Also with that DIY attitude, we were able to build up pieces of the brewery ourselves. Our original mill, keg filling set up [and] keg washer were all DIY and saved us a lot of money.
What is a favourite beer that you’ve brewed (homebrew or pro), and describe it in three words.
Many favourites, but some that stand out are our hazy IPAs, especially HazySexyCool. It’s juicy, tropical, citrusy. We were inspired to make this beer after a trip to San Diego, CA four years ago.
What inspires your brews?
Definitely we are inspired by travel and tasting a lot of different beers. Any vacation we go on has to involve craft beer. When I taste something I really like, I always ask myself, is this something we want to make. We brew the beer we like to drink and we always keep our horizons open. We do not limit ourselves to certain styles and still very much enjoy classic well-made beer.
We also find inspiration from local ingredients and working with others in our community, like our favourite local coffee roaster and working with ingredients we can forage in our backyards (from juniper, to rose hips to spruce tips).
What is something unexpected that you learned while transitioning from homebrewing to pro brewing?
It’s a much longer brew day. Haha, not sure I thought about it much initially, but I remember expecting a half day and it turned out to be a full eight hours that first day. There’s also a lot of moving hoses around (as we don’t have everything plumbed in) and turning this pump and that pump on. Lots of cleaning, 20 minutes recirculating this and 20 minutes recirculating that.
What sets your brewery apart from others?
Always a tough question, because many breweries have the same priorities—making good beer, keeping it fresh, using high quality ingredients, etc. We don’t like to take ourselves too seriously. We have a laid back, welcoming attitude. I think that attitude shines through when you visit our space, drink our beers, and meet our staff.
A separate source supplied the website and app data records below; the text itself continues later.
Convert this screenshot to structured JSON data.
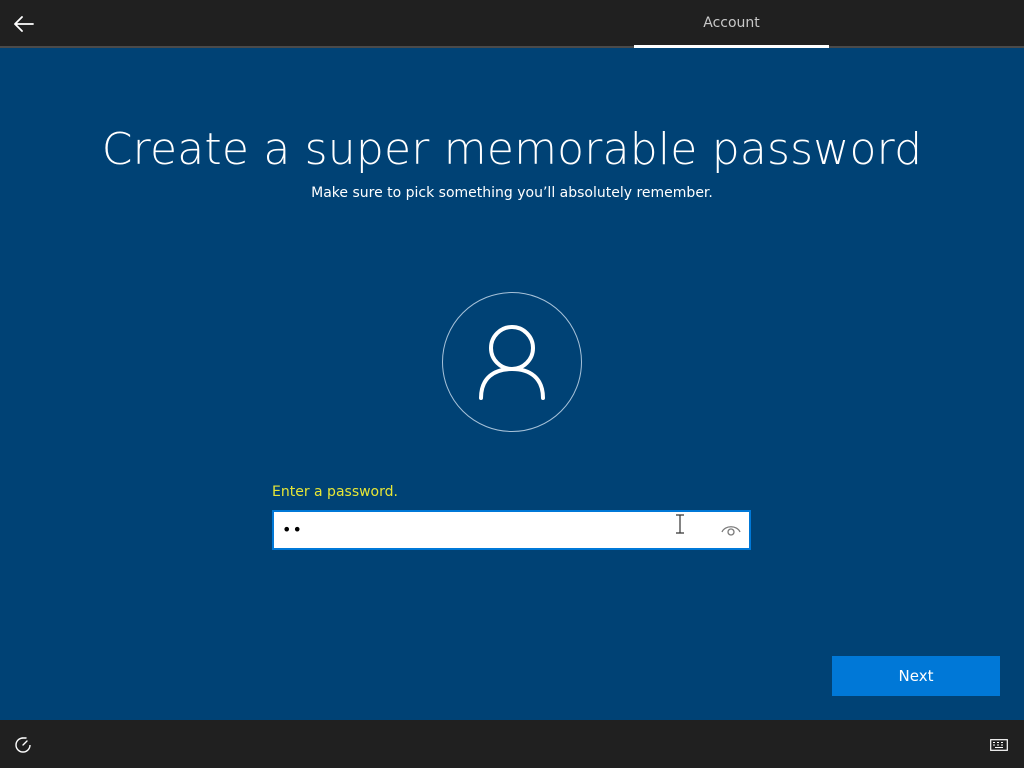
{
  "header": {
    "back_icon": "arrow-left-icon",
    "tab_label": "Account"
  },
  "main": {
    "title": "Create a super memorable password",
    "subtitle": "Make sure to pick something you’ll absolutely remember.",
    "avatar_icon": "user-icon",
    "password_label": "Enter a password.",
    "password_value": "••",
    "reveal_icon": "eye-icon",
    "next_label": "Next"
  },
  "footer": {
    "ease_of_access_icon": "ease-of-access-icon",
    "keyboard_icon": "keyboard-icon"
  },
  "colors": {
    "background": "#004275",
    "bar": "#202020",
    "accent": "#0078d7",
    "label_highlight": "#e6e636"
  }
}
We love where we live. The Yukon is amazing and we always feel so lucky with the amazing customers we have. We enjoy treating them with a great range of beer styles.
Any tips for folks thinking about going pro?
There are some big learning curves to getting all the processes down. There is so much to learn and you’re dealing with really different equipment and environments. For example cleaning and sanitizing tanks, transfers, carbing, different packaging set ups. Each brewery may do things a little differently and have different types of equipment. It helps to set up some visits at other breweries of similar size or to have someone on your team who is familiar with brewing at actual breweries. You can also get experience working in other parts of the brewery first, like the packaging line. With opening your own brewery, it’s a lot more work than you think and not all about brewing! There’s the business and administrative side to figure out as well. Again if you have a well rounded team with different expertise, or people who are quick learners, or even people to contract out to for jobs beyond your expertise. Make the best beer possible! Make sure you know what beer flaws smell and taste like and how to avoid them. Making good beer is one of the best things you can do for your brewery, your consumers, your community and the craft beer industry as a whole.
Cover photo courtesy of Meghan Marjanovic. Marko and Meghan with their homebrewing setup before going pro.
Winterlong Brewing Co.
83 Mt Sima Rd